App and web page records
──────────
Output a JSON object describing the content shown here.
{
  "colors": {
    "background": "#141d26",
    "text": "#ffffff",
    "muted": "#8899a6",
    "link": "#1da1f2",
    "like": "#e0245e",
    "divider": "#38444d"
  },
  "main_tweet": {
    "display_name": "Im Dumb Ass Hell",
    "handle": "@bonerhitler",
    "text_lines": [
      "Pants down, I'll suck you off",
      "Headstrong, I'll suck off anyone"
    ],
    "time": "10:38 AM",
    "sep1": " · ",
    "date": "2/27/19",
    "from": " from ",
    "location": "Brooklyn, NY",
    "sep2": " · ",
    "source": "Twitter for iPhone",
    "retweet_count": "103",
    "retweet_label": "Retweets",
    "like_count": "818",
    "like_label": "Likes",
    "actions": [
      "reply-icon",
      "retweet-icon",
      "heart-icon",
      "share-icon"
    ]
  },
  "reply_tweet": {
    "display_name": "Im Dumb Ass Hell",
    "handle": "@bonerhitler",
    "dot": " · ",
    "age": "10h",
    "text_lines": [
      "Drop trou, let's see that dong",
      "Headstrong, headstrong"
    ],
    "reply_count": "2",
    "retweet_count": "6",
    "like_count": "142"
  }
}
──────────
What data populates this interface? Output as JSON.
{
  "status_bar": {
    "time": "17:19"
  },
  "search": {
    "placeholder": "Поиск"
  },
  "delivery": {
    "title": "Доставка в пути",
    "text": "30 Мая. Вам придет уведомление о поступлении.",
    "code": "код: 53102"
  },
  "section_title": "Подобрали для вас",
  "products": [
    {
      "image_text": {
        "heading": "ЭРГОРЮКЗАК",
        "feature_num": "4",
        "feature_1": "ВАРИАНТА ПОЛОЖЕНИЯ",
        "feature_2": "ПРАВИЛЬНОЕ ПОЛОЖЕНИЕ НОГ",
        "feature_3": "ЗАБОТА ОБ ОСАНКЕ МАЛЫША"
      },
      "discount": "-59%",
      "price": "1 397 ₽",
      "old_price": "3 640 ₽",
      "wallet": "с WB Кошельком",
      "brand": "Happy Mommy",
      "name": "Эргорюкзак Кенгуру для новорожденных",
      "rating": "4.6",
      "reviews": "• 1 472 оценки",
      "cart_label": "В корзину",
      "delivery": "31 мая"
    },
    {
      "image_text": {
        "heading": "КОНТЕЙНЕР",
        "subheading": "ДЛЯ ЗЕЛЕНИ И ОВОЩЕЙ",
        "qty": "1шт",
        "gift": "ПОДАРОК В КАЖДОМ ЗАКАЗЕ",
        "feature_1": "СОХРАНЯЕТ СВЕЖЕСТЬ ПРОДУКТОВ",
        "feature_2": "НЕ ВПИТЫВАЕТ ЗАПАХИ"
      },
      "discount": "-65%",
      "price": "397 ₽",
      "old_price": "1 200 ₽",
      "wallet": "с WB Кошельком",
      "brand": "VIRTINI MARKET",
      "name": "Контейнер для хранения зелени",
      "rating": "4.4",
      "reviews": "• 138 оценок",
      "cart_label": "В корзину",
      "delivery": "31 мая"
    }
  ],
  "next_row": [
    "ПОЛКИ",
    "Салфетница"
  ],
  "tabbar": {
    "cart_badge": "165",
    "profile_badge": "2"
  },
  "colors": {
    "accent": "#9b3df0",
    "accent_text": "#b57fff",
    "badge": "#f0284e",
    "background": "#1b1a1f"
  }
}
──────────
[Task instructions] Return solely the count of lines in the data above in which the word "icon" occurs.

[Answer space] 4